After a slight left turn with its Christmas album Peace Round, Yellowjackets are back with a new studio record. Altered State features more of the irregular meters and idiosyncratic yet singable themes that have made the last couple of discs so rewarding. From the Latin-inflected 5/4 Ferrante piece "Hunter's Point to "Mother Earth, a funky Haslip composition with a 16th-note figure that is reverential to the late Jaco Pastorius without sacrificing Haslip's own personality, the group doesn't break any new ground, instead consolidating and affirming its more recent direction.
As key as Ferrante and Haslip have been to Yellowjackets' sound since the beginning, the contribution that Mintzer has made since joining in '90 cannot be underestimated. A strong composer, arranger, and performer on all manner of reed instruments, Mintzer has broadened the group's palette considerably and helped move it in a more organic direction. And Baylor combines a strong groove sensibility with a light-and-loose touch that makes the odd-metered tunes dance.
"The Hope, featuring Baylor's wife Jean, is perhaps the group's only concession to radio play, but is rooted more in gospel and soul than smooth jazz.
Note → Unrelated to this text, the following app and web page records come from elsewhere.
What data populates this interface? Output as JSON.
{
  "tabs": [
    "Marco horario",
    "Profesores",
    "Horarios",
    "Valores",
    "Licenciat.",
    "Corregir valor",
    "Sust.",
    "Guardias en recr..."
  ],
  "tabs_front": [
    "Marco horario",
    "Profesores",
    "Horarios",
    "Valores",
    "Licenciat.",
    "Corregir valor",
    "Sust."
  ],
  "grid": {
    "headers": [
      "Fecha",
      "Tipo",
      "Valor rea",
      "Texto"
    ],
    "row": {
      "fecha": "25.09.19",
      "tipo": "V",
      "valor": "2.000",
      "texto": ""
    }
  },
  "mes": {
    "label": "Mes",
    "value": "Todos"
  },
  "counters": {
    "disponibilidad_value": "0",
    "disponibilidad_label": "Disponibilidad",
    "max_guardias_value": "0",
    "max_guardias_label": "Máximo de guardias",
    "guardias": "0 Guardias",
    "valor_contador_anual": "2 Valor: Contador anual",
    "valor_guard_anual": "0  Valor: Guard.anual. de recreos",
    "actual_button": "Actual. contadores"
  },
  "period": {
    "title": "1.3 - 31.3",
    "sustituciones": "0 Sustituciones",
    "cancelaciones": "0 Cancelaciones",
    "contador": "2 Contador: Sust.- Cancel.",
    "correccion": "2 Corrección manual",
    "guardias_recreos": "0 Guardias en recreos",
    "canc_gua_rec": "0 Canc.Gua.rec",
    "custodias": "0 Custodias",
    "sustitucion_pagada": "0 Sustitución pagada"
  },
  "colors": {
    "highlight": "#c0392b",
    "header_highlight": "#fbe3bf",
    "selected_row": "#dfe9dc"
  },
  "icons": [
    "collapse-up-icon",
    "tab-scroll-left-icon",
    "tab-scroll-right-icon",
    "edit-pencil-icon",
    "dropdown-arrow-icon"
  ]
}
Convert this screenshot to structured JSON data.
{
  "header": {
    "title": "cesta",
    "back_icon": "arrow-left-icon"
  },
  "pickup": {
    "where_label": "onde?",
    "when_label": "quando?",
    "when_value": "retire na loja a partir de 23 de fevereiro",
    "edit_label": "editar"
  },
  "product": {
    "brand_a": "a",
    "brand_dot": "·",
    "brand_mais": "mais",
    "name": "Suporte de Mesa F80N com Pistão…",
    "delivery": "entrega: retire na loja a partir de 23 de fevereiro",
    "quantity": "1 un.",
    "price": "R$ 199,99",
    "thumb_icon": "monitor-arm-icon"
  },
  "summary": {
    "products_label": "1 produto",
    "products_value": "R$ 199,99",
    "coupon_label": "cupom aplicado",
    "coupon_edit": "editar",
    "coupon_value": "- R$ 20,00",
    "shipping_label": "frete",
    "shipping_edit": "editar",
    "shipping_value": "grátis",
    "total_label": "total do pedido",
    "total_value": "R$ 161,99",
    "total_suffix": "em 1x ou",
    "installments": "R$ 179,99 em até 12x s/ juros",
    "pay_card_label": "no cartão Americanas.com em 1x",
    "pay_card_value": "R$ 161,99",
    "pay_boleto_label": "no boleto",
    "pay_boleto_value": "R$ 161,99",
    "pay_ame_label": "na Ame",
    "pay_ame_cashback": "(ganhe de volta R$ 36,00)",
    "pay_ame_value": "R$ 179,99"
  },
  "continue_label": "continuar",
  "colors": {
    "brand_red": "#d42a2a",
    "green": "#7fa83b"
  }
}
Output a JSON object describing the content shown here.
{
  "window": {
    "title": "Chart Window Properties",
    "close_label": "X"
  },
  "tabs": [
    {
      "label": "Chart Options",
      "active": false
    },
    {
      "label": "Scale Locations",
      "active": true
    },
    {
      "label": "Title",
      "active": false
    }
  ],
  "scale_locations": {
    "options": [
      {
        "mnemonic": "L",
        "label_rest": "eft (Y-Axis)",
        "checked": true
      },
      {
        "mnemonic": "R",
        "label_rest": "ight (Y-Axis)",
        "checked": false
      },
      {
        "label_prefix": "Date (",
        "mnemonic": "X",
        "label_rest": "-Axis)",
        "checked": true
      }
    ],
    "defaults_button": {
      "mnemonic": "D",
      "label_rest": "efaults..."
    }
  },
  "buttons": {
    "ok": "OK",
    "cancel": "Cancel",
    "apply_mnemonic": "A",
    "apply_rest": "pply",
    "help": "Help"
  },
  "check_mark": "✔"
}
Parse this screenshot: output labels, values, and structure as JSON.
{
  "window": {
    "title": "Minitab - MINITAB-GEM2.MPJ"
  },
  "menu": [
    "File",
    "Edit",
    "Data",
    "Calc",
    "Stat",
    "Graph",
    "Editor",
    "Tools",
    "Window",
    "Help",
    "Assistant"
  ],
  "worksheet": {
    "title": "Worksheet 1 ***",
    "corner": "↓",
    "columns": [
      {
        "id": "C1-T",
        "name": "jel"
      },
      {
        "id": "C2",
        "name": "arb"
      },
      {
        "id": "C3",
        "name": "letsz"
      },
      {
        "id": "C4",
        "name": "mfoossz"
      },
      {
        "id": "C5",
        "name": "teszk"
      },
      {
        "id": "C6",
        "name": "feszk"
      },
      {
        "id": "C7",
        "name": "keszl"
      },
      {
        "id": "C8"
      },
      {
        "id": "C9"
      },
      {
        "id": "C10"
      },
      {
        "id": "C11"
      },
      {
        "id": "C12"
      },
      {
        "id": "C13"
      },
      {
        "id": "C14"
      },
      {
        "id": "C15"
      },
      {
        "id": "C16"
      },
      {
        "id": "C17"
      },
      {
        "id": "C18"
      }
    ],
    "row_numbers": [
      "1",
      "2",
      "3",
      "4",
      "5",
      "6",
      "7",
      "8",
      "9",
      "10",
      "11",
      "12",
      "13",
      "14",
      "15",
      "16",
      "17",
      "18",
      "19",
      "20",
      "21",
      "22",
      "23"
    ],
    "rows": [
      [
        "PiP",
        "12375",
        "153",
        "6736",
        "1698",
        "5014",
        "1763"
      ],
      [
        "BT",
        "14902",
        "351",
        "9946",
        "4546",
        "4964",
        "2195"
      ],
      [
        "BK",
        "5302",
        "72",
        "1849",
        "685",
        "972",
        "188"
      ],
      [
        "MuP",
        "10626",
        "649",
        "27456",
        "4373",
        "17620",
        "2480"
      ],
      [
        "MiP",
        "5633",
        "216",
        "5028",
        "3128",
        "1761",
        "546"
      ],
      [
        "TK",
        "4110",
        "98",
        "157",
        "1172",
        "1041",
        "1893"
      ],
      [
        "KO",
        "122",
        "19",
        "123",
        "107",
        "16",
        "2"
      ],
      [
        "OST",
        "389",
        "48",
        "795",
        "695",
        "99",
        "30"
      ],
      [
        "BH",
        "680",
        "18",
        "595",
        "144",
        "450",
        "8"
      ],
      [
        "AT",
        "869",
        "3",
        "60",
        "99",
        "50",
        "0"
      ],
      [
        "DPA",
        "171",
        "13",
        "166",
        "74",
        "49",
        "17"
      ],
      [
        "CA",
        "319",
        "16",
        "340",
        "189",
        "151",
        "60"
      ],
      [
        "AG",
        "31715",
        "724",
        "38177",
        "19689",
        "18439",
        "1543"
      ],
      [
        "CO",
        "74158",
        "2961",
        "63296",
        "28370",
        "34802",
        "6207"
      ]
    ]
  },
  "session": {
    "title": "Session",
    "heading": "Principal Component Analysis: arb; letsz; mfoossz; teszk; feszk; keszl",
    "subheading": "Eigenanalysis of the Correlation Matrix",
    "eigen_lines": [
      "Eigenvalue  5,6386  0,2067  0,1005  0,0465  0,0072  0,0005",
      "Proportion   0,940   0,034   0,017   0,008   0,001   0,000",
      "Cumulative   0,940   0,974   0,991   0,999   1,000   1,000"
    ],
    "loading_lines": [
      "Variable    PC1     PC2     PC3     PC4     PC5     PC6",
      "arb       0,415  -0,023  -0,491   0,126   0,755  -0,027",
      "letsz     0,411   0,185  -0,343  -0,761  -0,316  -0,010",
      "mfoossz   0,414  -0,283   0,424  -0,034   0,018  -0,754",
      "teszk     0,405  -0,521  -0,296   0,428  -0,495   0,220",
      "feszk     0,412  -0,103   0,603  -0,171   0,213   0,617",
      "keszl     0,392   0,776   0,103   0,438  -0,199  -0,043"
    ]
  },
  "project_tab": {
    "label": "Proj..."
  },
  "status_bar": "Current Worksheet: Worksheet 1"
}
Which leaves the rest of Altered Statean album that will appeal to fans of the group's post-major label work, and well worth checking out by those who don't need their jazz to be 100% pure.
Track Listing: Suite 15; March Majestic; The Hope; Hunter's Point; Mother Earth; Youth Eternal; Free Day; Cross Current; Aha; 57 Chevy; Unity
Personnel: Russell Ferrante (acoustic piano, electric piano, keyboards), Bob Mintzer (tenor and soprano saxophones, bass clarinet, EWI), Jimmy Haslip (electric bass), Marcus Baylor (drums) with Mike Shapiro (percussion on Hunters Point, Suite 15), Jean Baylor (lead vocals on The Hope), Sharon Perry (backing vocals on The Hope), Lori Perry (backing vocals on The Hope), Carolyn Perry (backing vocals on The Hope), Darlene Perry (backing vocals on The Hope)
Jazz is a continuing revelation. The best show I ever attended was the
Roots Picnic at Penn's Landing in Philadelphia, or was it Robert
Glasper's Experiment at Lincoln Center, or was it Chick Corea with
Brian Blade at Oberlin College? Most of all I enjoy playing guitar and
composing beats with my Brooklyn-based group Space Captain.